2. Stopovers – overnight stays in car parks be allowed (subject to strict terms and conditions) in any of the district council’s pay and display car parks that are deemed suitable in consultation with ward members and the relevant town or parish council. It may be appropriate to allow overnight stays of up to two or three consecutive nights in suitable locations. In addition to a parking space, self-contained vehicles could be offered drinking water facilities and domestic refuse disposal facilities, the costs of which would be covered by new overnight charges. No barbeques or fires would be permitted.
3. Fire safety – overnight stays would only be allowed in circumstances that were compliant with relevant fire safety legislation. To ensure there was safe separation of vehicles overnight designated parking bays, 3 metres apart, would be provided in suitable car parks.
4. Tariffs – motorhome and campervan users would not be eligible for purchasing any of the standard car park permits, and could only use the pay and display car parks on a ‘pay as you use’ basis. A 24 hour tariff should be in the region of £15-£20, to ensure costs were covered but not to deter parking in off-street car parks, or displace vehicles to on-street locations.
5. Arrangements for local residents – local residents would not be able to purchase a parking permit to use the council’s public car parks for long-term storage of motorhomes and campervans when they were not in use. However, ‘exemption’ permits would be considered on a case by case basis for residents who could demonstrate that they relied on a small campervan as their regular daily transport and that they did not have suitable alternative off-street parking facilities available elsewhere. The vehicle would need to be registered and insured at the resident’s home address and the resident must live in close proximity to the long stay car park in question. The vehicle should be no longer than 5.1 metres and no overnight stays would be permitted.

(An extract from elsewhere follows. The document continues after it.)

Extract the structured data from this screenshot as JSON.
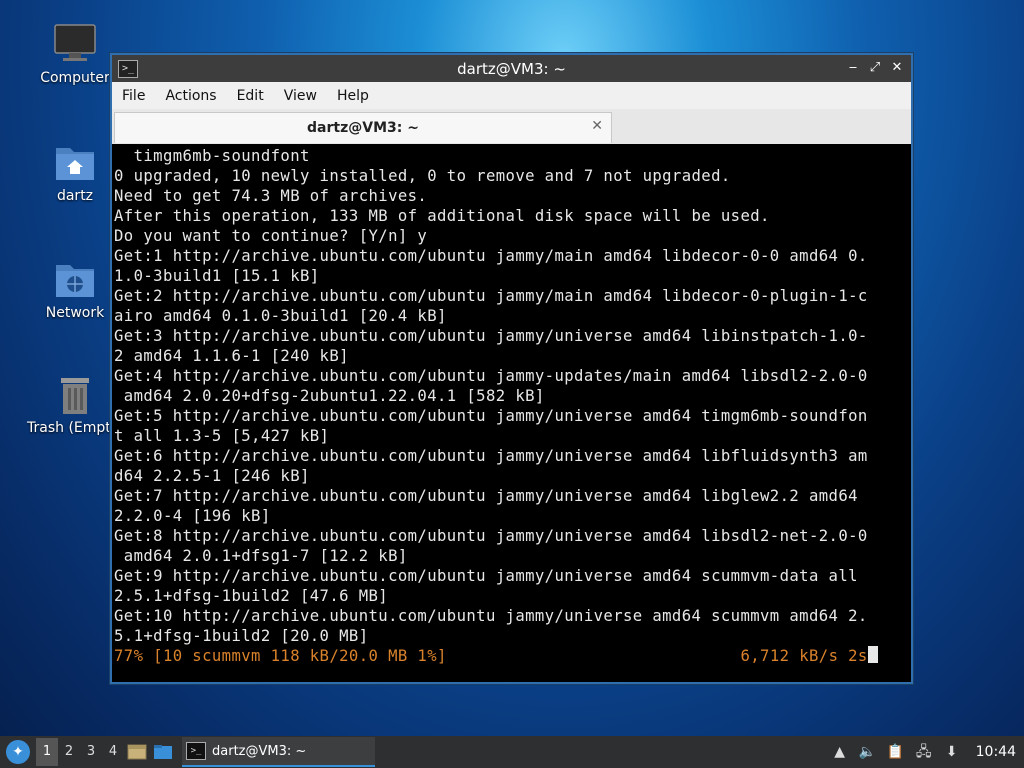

6. Dedicated sites – officers should explore the possibility of creating dedicated motorhome/campervan pitches to allow longer stays and for which a premium overnight rate comparable with commercial campsites could be charged. Officers should begin a formal consultation process with local members, the town council and Natural England to consider the impact of the first such development on the site of Exmouth’s former lorry park, adjacent to the estuary. Further consideration would then be needed in terms of financial investment decisions and planning permission.
7. Local Plan – a policy for campervans and motorhomes should be incorporated into the new local plan.